Many years ago, when I was a student and constantly low on cash, I once ruined six perfectly good eggs in a late night attempt to master the art of poaching. I have since cooked a lot of nice meals and mastered some advanced cooking skills. The failure poaching still had me convinced poaching was too difficult for me, that there was no point in trying again.

By Guest Writer Susanne Koch

So this Easter, when an acquaintance told me there was nothing to it, I didn't believe her. But when she told me she had learned to poach eggs online, I was encouraged. I spend my days online, I am a web wizard and an egg head (!) and if I can learn it in the company of my Mac, I am not afraid.

So I consulted WikiHow, my favorite source of instructions -- any kind of instructions -- and found a seven step introduction to poaching eggs, complete with illustrations. Following the simple instructions, there really was nothing to it and the result was very gratifying.

The photo above shows the sandwich I made, placing some wilted spinach and canned salmon on a piece of toast and topping it with my newly poached egg (add a little curry to the spinach to add some warmth and zing).

Susanne Koch is an Internet professional who works as an e-learning and web communication adviser at the University of Oslo. She blogs about search engines and search engine optimization at You may also want to have a look at Susanne Koch's homepage.

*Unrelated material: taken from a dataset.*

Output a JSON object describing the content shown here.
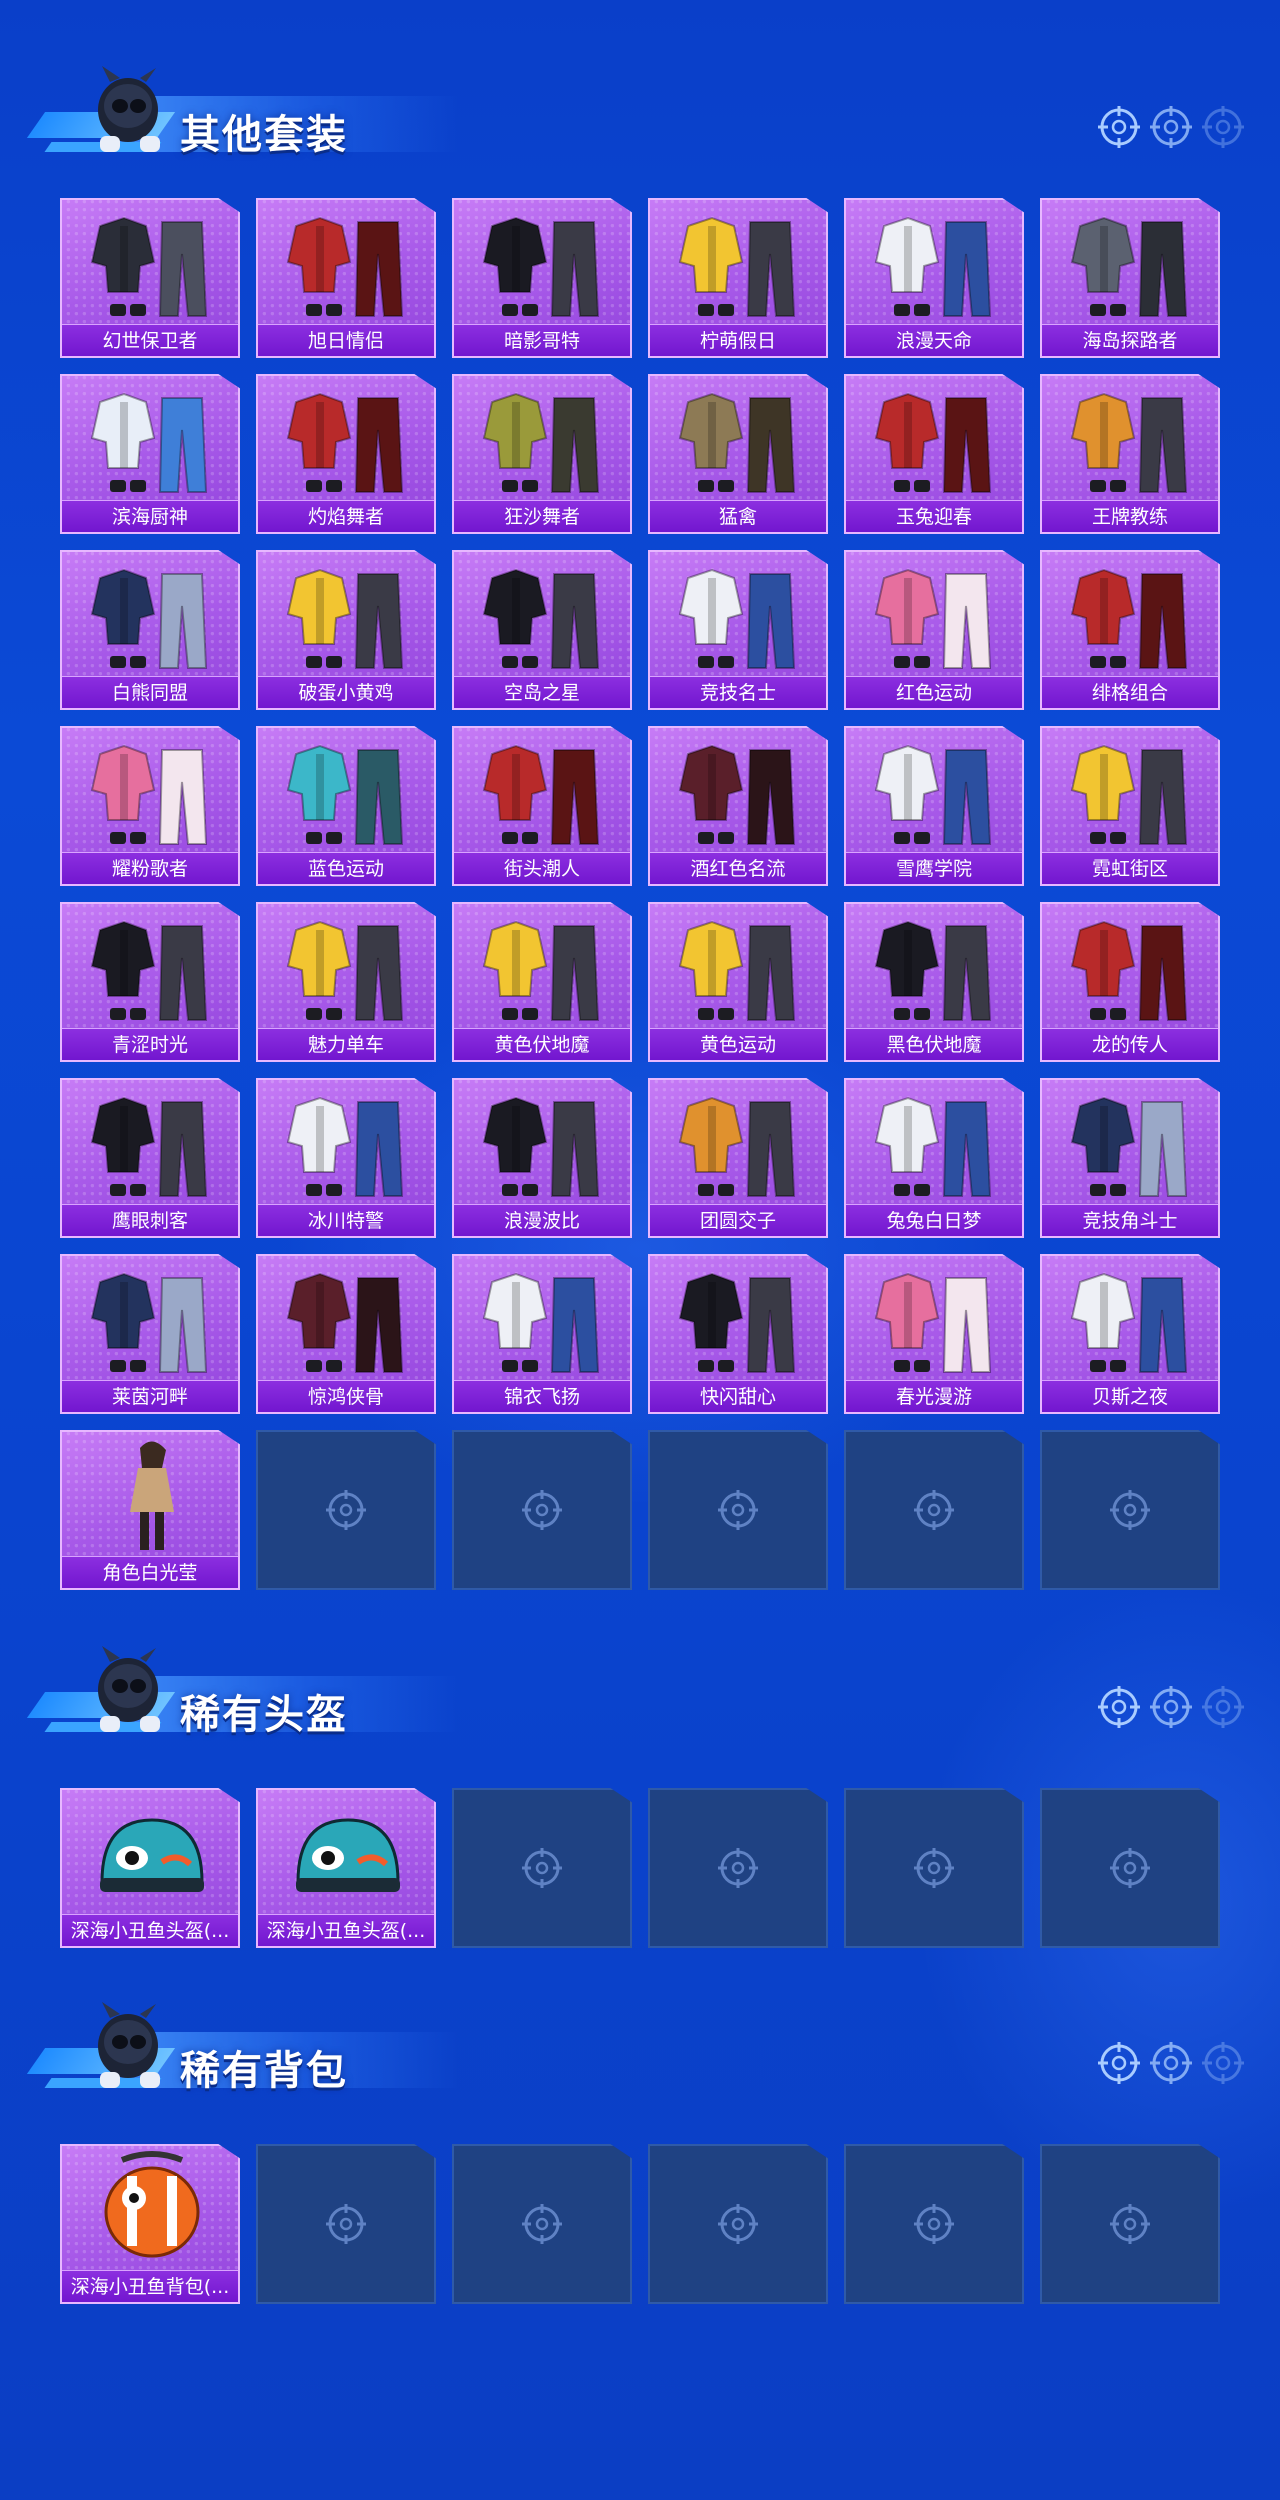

Sunday, April 18, 2010

Shopping for exotic jewellry

I have found that buying accessories to families and friends is a success. When traveling in Europe, the quality of jewelry vary a great deal. When I visited Istanbul and Marrakech I found truly hand made accessories at ridiculous prices. Here are a few pieces I bought as examples.

Fatima's Hand - protecting against the evil eye

I bought this beautiful, large amulet formed as Fatima's Hand from a salesman in Rue Riad Zitoun el Kdim, in the Kasbah area.

On sale for around 200 Moroccan dirhams (18€), the claim that it is made from silver is highly unlikely, but I do not mind, as it is a beautiful piece of art with its decorations and large turquoise like stones.

The hamsa (Arabic: خمسة ‎, khamsa, lit. five, also romanized khamsa and chamsa) is named after Fatima Zahra, the daughter of the Prophet Muhammad.

I bought it as a lucky charm, as Fatima's hand is said, throughout Northern Africa and the Middle East, to protect the bearers from the evil eye. Due to this property, I have bought it to protect our beautiful summer home from evil forces.

Turkmen folk art

Above and on my right is an example of Turkmen folk art that I bought in the Grand Bazaar at Istanbul. It is said to originate from either Turkmenistan or Turkmen areas in neighbouring Afghanistan.

If I had space in my suitcase, I would have certainly have bought more from this shop.

I do not think it is a traditional piece of jewelry. I think it is more a decorative piece, made to be sewn on to a traditional folk costume. Some of the textile is, in fact, still in place on the back of it.

It consists of beads made from glass or ceramics, set on a base of a metal, probably pewter. It cost me around 30 Euros.

A Turkmen money belt.

Forgotten your purse? Then it would be a good idea to fasten your change to your belt.

I bought another highly original piece of jewelry from the Turkmens in Istanbul. A long narrow belt set with pearls, metal buttons and a long row of what looks like coins.

Another rustic item, with a wide possibility of use. This is not something anyone would use. I have thought of using it as a border on a lamps shade or set on another decorative object. For sale for 20 Euros, it is so much more decorative and original than something for sale in any standard shop in Europe.